A popular answer on combating carbon dioxide emissions: plant more trees.
It is the cheapest way to cut down on CO2 in the atmosphere, and dozens of tree-planting initiatives are ongoing nationwide.
The trend is forcing horticulturists to make big changes.
Plants and trees are in drastically short supply, and growing materials are selling at roughly 20% higher prices (compared to 2020).
The aftershocks of the COVID-19 pandemic and the winter freeze that hit the south at the beginning of 2021 have formed a recipe for trouble.
But according to leaders of Native Forest Nursery in Chatsworth, Georgia, shortages have been a long time coming.
Especially for traditional bare root trees.
Native Forest Nursery started producing trees in 2008. At the time, the plant material grown at the nursery was intended for clients within the industry.
Products ranged from oak varieties, to pines, and even fruit trees, all native to the region.
Today, Native Forest continues to provide more than 100 different native species in multiple forms, but is shipping to clients across the country.
“It’s been a drastic turn. We’re seeing demand and request for material that we had not seen these past 10 years and the annual sales continue to grow” says Native Forest Nursery’s business development manager Cole Williams.
The team has worked with environmental groups including “Restore the Earth Foundation” and helped initiatives to plant hundreds, even thousands of trees in short time frames.
The nursery has had to restructure its traditional operations to keep up with this demand, and overcome seed sourcing challenges.
The roughly 12 full time and 30 part time staffers now largely focus on creating new root development and growth tactics.
“We don’t typically deal with people wanting to do these carbon initiatives and all these big projects,” says Cole. “We have all these different groups starting to pop up from a variety of industries, whether in the environmental sectors like coal mining fields, or businesses joining carbon sequestration initiatives. It is becoming what we cater to.”
The team is focused on developing seed orchards on the property to provide seed from which to grow their crops, and even renting space at local nurseries to start growing products years in advance.
Native Forest Nursery is also researching other alternatives to the traditional seeding process, like growing container trees.
This year they’ve potted over 230,000 container trees, a steep climb from the 60,000 potted several years ago.
They often use container trees to fulfill cross country orders.

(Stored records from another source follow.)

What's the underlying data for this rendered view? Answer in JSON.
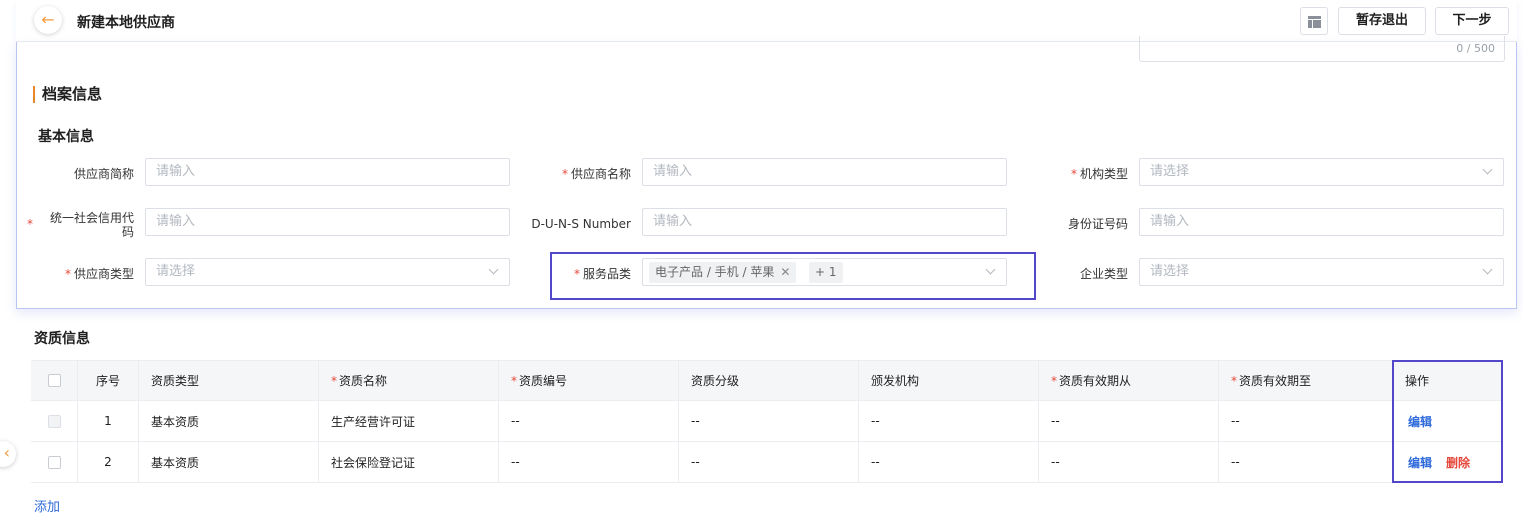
{
  "header": {
    "back_icon": "arrow-left-icon",
    "title": "新建本地供应商",
    "layout_icon": "layout-icon",
    "save_exit_label": "暂存退出",
    "next_label": "下一步"
  },
  "textarea": {
    "counter": "0 / 500"
  },
  "archive": {
    "section_title": "档案信息",
    "basic_title": "基本信息",
    "fields": [
      {
        "label": "供应商简称",
        "required": false,
        "type": "input",
        "placeholder": "请输入"
      },
      {
        "label": "供应商名称",
        "required": true,
        "type": "input",
        "placeholder": "请输入"
      },
      {
        "label": "机构类型",
        "required": true,
        "type": "select",
        "placeholder": "请选择"
      },
      {
        "label": "统一社会信用代码",
        "required": true,
        "type": "input",
        "placeholder": "请输入"
      },
      {
        "label": "D-U-N-S Number",
        "required": false,
        "type": "input",
        "placeholder": "请输入"
      },
      {
        "label": "身份证号码",
        "required": false,
        "type": "input",
        "placeholder": "请输入"
      },
      {
        "label": "供应商类型",
        "required": true,
        "type": "select",
        "placeholder": "请选择"
      },
      {
        "label": "服务品类",
        "required": true,
        "type": "multiselect",
        "tag": "电子产品 / 手机 / 苹果",
        "more": "+ 1"
      },
      {
        "label": "企业类型",
        "required": false,
        "type": "select",
        "placeholder": "请选择"
      }
    ],
    "required_mark": "*"
  },
  "qualification": {
    "title": "资质信息",
    "columns": [
      "序号",
      "资质类型",
      "资质名称",
      "资质编号",
      "资质分级",
      "颁发机构",
      "资质有效期从",
      "资质有效期至",
      "操作"
    ],
    "rows": [
      {
        "index": "1",
        "type": "基本资质",
        "name": "生产经营许可证",
        "number": "--",
        "level": "--",
        "issuer": "--",
        "from": "--",
        "to": "--",
        "edit": "编辑"
      },
      {
        "index": "2",
        "type": "基本资质",
        "name": "社会保险登记证",
        "number": "--",
        "level": "--",
        "issuer": "--",
        "from": "--",
        "to": "--",
        "edit": "编辑",
        "delete": "删除"
      }
    ],
    "add_label": "添加"
  },
  "sidebar_toggle_icon": "chevron-left-icon",
  "colors": {
    "accent": "#e8882a",
    "required": "#e5483c",
    "link": "#2f6bdb",
    "highlight": "#5246c9"
  }
}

“If you were to find a container tree up north, you pay a lot more than what you would pay down south. So believe it or not, our target market is for people up north. Planting container trees is more successful for us than planting a bare root tree, due to more stabilized root structures.”
Another, less popular practice, is using air pruning containers.

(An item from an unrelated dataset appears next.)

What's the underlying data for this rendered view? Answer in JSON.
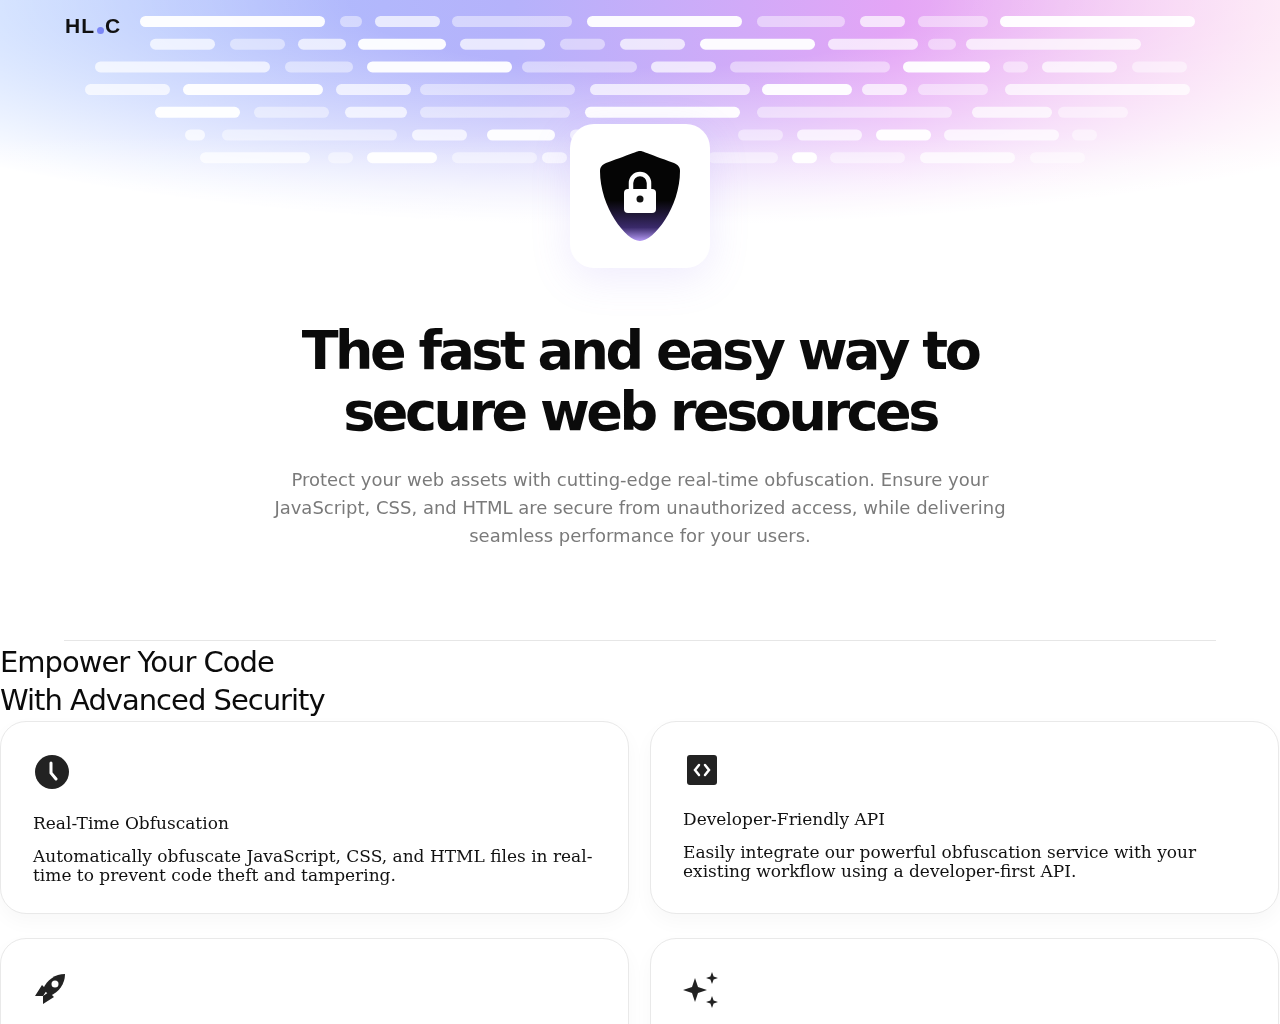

These containers have large slits around the side walls, instead of being enclosed or having small openings on the bottom.
Air pruning helps the trees grow stronger root systems and grow faster.
The Native Forest team worked with horticulture researchers to incorporate the air pruning idea.
“Many nurseries don’t like air pruning containers because you have to water the plants vigorously. They dry up a lot faster than they would in a sealed container. The containers are also more expensive, but the increased survival growth speaks for itself.”
Other challenges contributing to Native Forest’s plant shortage challenges are lack of workers to manage the thousands of trees in the fields.
Native Forest utilizes H2A and H2B migrant worker programs to help. Cole thinks the workforce is shrinking as the younger generation launches careers in other fields, like technology.
“I don’t think there’s just very many people out there that are interested in selling seed. It is not a very well known industry, nor is it always very lucrative. But it is super important and helps our society grow.”
Cole says despite labor challenges, the team will continue developing solutions to the biggest challenge facing their business: seed.